Entries from a dataset of interfaces
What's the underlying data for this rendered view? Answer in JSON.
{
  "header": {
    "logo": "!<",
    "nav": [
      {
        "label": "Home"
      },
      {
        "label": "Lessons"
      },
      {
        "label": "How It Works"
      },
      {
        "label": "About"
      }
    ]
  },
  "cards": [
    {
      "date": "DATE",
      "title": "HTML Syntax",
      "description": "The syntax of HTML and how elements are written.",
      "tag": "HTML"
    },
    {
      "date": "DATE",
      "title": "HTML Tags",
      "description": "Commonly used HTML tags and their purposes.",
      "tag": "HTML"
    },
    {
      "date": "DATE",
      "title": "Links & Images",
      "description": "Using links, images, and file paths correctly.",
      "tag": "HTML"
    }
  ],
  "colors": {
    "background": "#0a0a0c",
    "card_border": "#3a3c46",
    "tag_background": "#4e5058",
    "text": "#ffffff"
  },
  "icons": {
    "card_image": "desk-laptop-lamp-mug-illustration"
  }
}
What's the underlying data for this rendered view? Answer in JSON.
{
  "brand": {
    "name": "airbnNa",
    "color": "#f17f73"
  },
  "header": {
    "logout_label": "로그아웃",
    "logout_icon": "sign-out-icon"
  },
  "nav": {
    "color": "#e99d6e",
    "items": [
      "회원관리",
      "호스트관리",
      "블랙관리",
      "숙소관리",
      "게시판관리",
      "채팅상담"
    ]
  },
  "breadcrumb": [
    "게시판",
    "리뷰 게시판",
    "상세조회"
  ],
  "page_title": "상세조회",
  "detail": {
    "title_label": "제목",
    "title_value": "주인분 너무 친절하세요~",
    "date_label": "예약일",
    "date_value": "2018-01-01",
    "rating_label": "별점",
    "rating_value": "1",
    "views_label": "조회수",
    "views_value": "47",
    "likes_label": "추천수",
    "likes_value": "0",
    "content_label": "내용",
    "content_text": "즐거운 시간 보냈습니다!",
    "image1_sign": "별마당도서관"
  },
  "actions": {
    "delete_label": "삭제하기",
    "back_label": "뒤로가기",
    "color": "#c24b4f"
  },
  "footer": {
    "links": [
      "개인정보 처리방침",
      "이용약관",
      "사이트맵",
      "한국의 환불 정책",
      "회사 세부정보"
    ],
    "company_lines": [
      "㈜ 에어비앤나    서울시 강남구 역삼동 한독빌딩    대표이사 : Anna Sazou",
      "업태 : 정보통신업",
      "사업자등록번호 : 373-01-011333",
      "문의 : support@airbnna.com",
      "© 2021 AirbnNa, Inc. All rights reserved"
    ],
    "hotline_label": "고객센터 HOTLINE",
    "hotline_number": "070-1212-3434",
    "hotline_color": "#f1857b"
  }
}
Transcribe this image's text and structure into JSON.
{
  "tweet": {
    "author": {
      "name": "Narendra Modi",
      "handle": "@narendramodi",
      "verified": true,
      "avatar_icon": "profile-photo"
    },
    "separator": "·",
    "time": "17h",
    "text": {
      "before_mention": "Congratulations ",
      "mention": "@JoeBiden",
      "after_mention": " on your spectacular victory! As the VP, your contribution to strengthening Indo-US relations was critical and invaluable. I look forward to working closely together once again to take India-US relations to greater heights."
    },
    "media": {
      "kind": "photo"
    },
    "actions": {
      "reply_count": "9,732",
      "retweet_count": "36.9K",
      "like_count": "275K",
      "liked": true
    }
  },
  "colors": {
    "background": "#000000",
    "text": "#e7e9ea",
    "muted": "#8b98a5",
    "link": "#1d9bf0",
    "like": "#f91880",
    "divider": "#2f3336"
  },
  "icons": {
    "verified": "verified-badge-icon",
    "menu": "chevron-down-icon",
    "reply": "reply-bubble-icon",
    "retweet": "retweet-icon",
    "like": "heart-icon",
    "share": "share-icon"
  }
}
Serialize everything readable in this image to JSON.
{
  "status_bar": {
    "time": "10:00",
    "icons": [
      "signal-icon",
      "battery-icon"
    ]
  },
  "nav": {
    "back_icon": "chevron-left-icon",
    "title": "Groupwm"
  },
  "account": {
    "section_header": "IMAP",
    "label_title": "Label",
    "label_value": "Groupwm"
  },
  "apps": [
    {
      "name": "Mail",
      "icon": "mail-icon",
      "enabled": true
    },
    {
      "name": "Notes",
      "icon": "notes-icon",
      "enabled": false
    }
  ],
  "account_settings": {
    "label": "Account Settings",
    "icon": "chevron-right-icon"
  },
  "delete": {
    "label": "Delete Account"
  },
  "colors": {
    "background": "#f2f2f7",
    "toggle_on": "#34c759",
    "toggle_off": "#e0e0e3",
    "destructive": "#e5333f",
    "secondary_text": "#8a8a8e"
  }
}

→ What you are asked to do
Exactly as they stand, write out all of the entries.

→ Solution
What's the underlying data for this rendered view? Answer in JSON.
{
  "header": {
    "logo": "!<",
    "nav": [
      {
        "label": "Home"
      },
      {
        "label": "Lessons"
      },
      {
        "label": "How It Works"
      },
      {
        "label": "About"
      }
    ]
  },
  "cards": [
    {
      "date": "DATE",
      "title": "HTML Syntax",
      "description": "The syntax of HTML and how elements are written.",
      "tag": "HTML"
    },
    {
      "date": "DATE",
      "title": "HTML Tags",
      "description": "Commonly used HTML tags and their purposes.",
      "tag": "HTML"
    },
    {
      "date": "DATE",
      "title": "Links & Images",
      "description": "Using links, images, and file paths correctly.",
      "tag": "HTML"
    }
  ],
  "colors": {
    "background": "#0a0a0c",
    "card_border": "#3a3c46",
    "tag_background": "#4e5058",
    "text": "#ffffff"
  },
  "icons": {
    "card_image": "desk-laptop-lamp-mug-illustration"
  }
}
What's the underlying data for this rendered view? Answer in JSON.
{
  "brand": {
    "name": "airbnNa",
    "color": "#f17f73"
  },
  "header": {
    "logout_label": "로그아웃",
    "logout_icon": "sign-out-icon"
  },
  "nav": {
    "color": "#e99d6e",
    "items": [
      "회원관리",
      "호스트관리",
      "블랙관리",
      "숙소관리",
      "게시판관리",
      "채팅상담"
    ]
  },
  "breadcrumb": [
    "게시판",
    "리뷰 게시판",
    "상세조회"
  ],
  "page_title": "상세조회",
  "detail": {
    "title_label": "제목",
    "title_value": "주인분 너무 친절하세요~",
    "date_label": "예약일",
    "date_value": "2018-01-01",
    "rating_label": "별점",
    "rating_value": "1",
    "views_label": "조회수",
    "views_value": "47",
    "likes_label": "추천수",
    "likes_value": "0",
    "content_label": "내용",
    "content_text": "즐거운 시간 보냈습니다!",
    "image1_sign": "별마당도서관"
  },
  "actions": {
    "delete_label": "삭제하기",
    "back_label": "뒤로가기",
    "color": "#c24b4f"
  },
  "footer": {
    "links": [
      "개인정보 처리방침",
      "이용약관",
      "사이트맵",
      "한국의 환불 정책",
      "회사 세부정보"
    ],
    "company_lines": [
      "㈜ 에어비앤나    서울시 강남구 역삼동 한독빌딩    대표이사 : Anna Sazou",
      "업태 : 정보통신업",
      "사업자등록번호 : 373-01-011333",
      "문의 : support@airbnna.com",
      "© 2021 AirbnNa, Inc. All rights reserved"
    ],
    "hotline_label": "고객센터 HOTLINE",
    "hotline_number": "070-1212-3434",
    "hotline_color": "#f1857b"
  }
}
Transcribe this image's text and structure into JSON.
{
  "tweet": {
    "author": {
      "name": "Narendra Modi",
      "handle": "@narendramodi",
      "verified": true,
      "avatar_icon": "profile-photo"
    },
    "separator": "·",
    "time": "17h",
    "text": {
      "before_mention": "Congratulations ",
      "mention": "@JoeBiden",
      "after_mention": " on your spectacular victory! As the VP, your contribution to strengthening Indo-US relations was critical and invaluable. I look forward to working closely together once again to take India-US relations to greater heights."
    },
    "media": {
      "kind": "photo"
    },
    "actions": {
      "reply_count": "9,732",
      "retweet_count": "36.9K",
      "like_count": "275K",
      "liked": true
    }
  },
  "colors": {
    "background": "#000000",
    "text": "#e7e9ea",
    "muted": "#8b98a5",
    "link": "#1d9bf0",
    "like": "#f91880",
    "divider": "#2f3336"
  },
  "icons": {
    "verified": "verified-badge-icon",
    "menu": "chevron-down-icon",
    "reply": "reply-bubble-icon",
    "retweet": "retweet-icon",
    "like": "heart-icon",
    "share": "share-icon"
  }
}
Serialize everything readable in this image to JSON.
{
  "status_bar": {
    "time": "10:00",
    "icons": [
      "signal-icon",
      "battery-icon"
    ]
  },
  "nav": {
    "back_icon": "chevron-left-icon",
    "title": "Groupwm"
  },
  "account": {
    "section_header": "IMAP",
    "label_title": "Label",
    "label_value": "Groupwm"
  },
  "apps": [
    {
      "name": "Mail",
      "icon": "mail-icon",
      "enabled": true
    },
    {
      "name": "Notes",
      "icon": "notes-icon",
      "enabled": false
    }
  ],
  "account_settings": {
    "label": "Account Settings",
    "icon": "chevron-right-icon"
  },
  "delete": {
    "label": "Delete Account"
  },
  "colors": {
    "background": "#f2f2f7",
    "toggle_on": "#34c759",
    "toggle_off": "#e0e0e3",
    "destructive": "#e5333f",
    "secondary_text": "#8a8a8e"
  }
}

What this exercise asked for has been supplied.